The all-new, aluminium, quad-cam 4.0L engine is slightly different from the unit Audi has fitted in its S8. Tuned to produce more torque but less top-end power (it’s still 500hp), it feels unburstable and gives away very little in feel or performance to the old W12. But here’s the really clever bit: at low engine speeds it isn’t a V8 at all, it’s actually a V4. All eight cylinders operate at idle but it shuts off the end cylinders of one bank and the middle two of the other when being driven sedately. The seamless change between eight pots and four takes just 40 milliseconds and, to remove the potential problems of extra noise and vibration in V4 mode, there are “switchable” hydraulic engine mounts and the sound produced by the induction and exhaust systems has been carefully tuned.
There’s also a new eight-speed automatic transmission, in which the oil is heated during engine warm-up, as well as a variety of other energy-saving advancements, which combine to ensure Bentley kept the promise it made in 2008. The suspension has been tuned for a more sporting ride but it’s still extremely comfortable and refined, as you’d expect. All in all, even though the V8 is priced at just 10 per cent less than the W12, it seems like a bit of a bargain, while the W12 just seems pointless now.
In the UAE, obviously we’re less concerned (rightly or wrongly) about exhaust emissions or the cost of fuelling a car like this. So I mull over this problem with Gush, wondering how the company will market it to customers who perhaps won’t appreciate the many benefits it offers. And then it suddenly hits me: the V8 feels better than the W12, sounds better, goes just as well and, here’s the kicker, drinks 50 per cent less fuel. Which means spending 50 per cent less time queuing up at the pumps because the range from its tank is so much more increased. He smiles, “yes, that’s it!”
After speeding around the circuit a few more times, night starts to fall and I head back to the frankly mental Frank Gehry-designed Marques de Riscal hotel, which is in the heart of the Rioja region, looking like a molten spacecraft has crash landed in the middle of a huge vineyard. Like the Bentley, it’s a fusion of cutting-edge materials and old world luxury, and if you ever get the opportunity to experience it, you must.

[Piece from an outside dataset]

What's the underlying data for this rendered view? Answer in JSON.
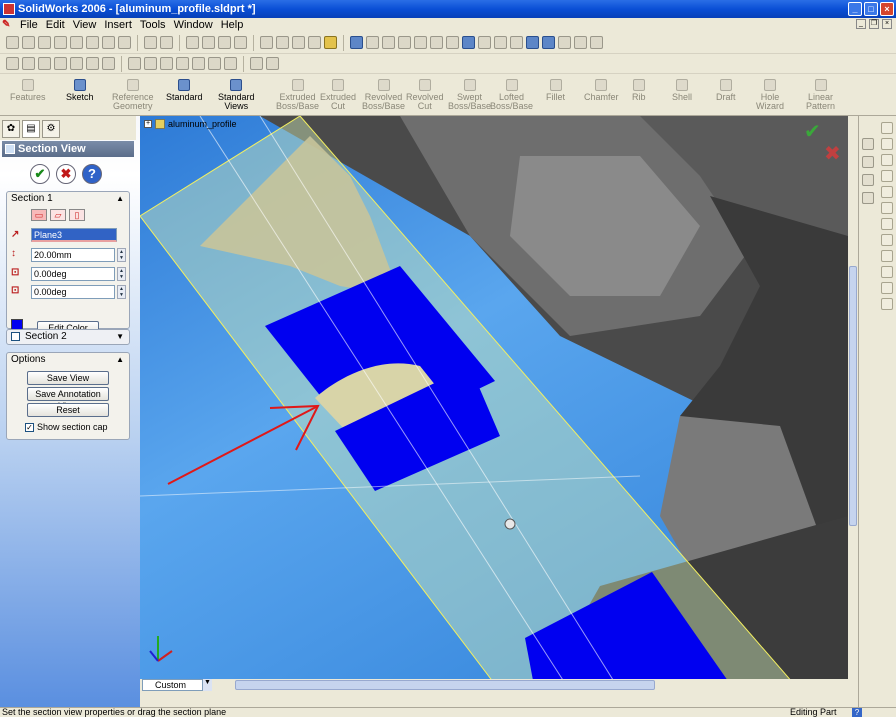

The following morning sees almost blizzard conditions as we set off on a route of roughly 300km, but the interior is as welcoming as ever. Living in Dubai, it’s weird using car heaters again, but the cabin is soon toasty and enveloping me in feel-good sensations – I feel secure in here. It’s safe through the slush and standing water on the roads and even the occasional patch of ice isn’t enough to upset progress as I power on, revelling in the almighty punch it delivers every time I floor the throttle.

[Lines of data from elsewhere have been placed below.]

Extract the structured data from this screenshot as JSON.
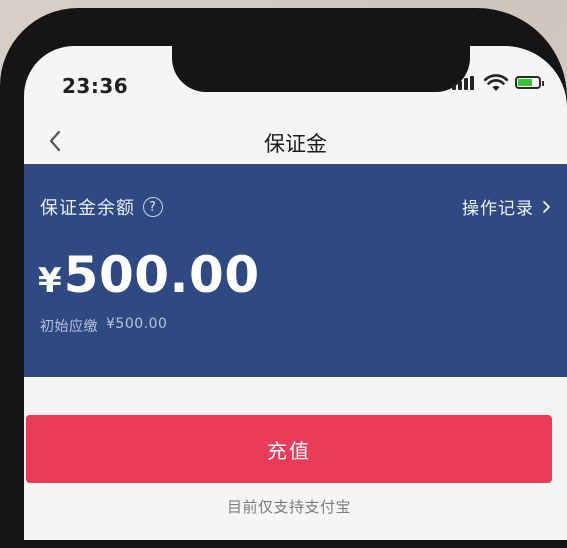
{
  "status_bar": {
    "time": "23:36",
    "battery_level": 0.7,
    "battery_color": "#3cc23a"
  },
  "nav": {
    "title": "保证金",
    "back_icon": "chevron-left-icon"
  },
  "balance": {
    "label": "保证金余额",
    "help_icon_text": "?",
    "records_link": "操作记录",
    "records_icon": "chevron-right-icon",
    "currency_symbol": "¥",
    "amount": "500.00",
    "initial_label": "初始应缴",
    "initial_amount": "¥500.00"
  },
  "actions": {
    "recharge_label": "充值"
  },
  "footnote": "目前仅支持支付宝",
  "colors": {
    "panel": "#2f4a83",
    "accent": "#ea3b58"
  }
}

Every component seems to be finely honed for each specific job, everything working together in complete harmony to make sure the experience for driver and passenger alike is beyond compare. It’s a truly superb car and no, even if I had enough money to buy and run a W12 and had no environmental awareness whatsoever, I would still plump for the V8. It feels like a sports car on a track but you can still travel huge distances in it without feeling the slightest bit flustered.

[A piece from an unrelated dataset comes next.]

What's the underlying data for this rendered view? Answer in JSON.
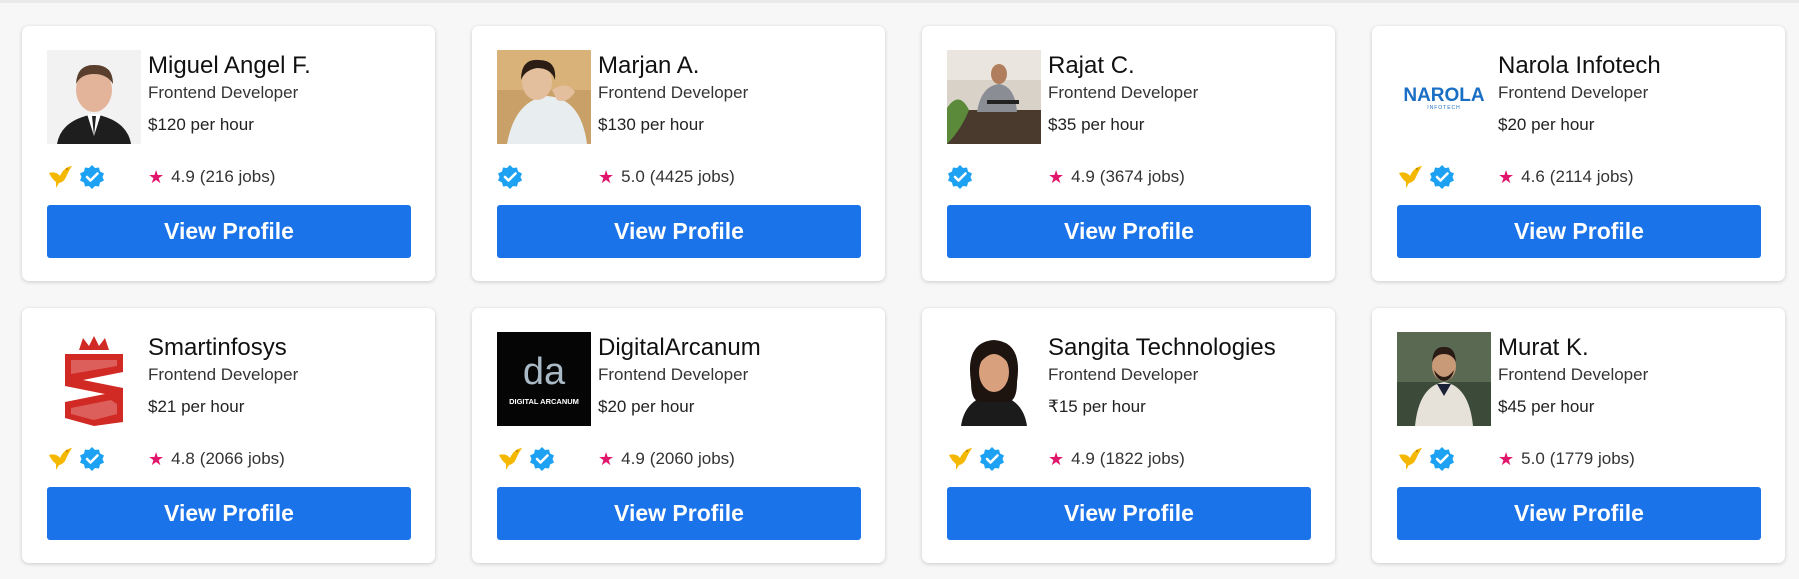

With a CO2 output rating of 275g/km, it’s heartening to note that this Bentley can still drive, look and sound like a Bentley should, and that when the car company bosses say they’re serious about changing the way their products harm the planet, they actually back up their claims. The GT V8, at first, sounded like a bad idea, like it would ruin the recipe. In reality, it’s the best thing Bentley has ever built, and that’s really saying something.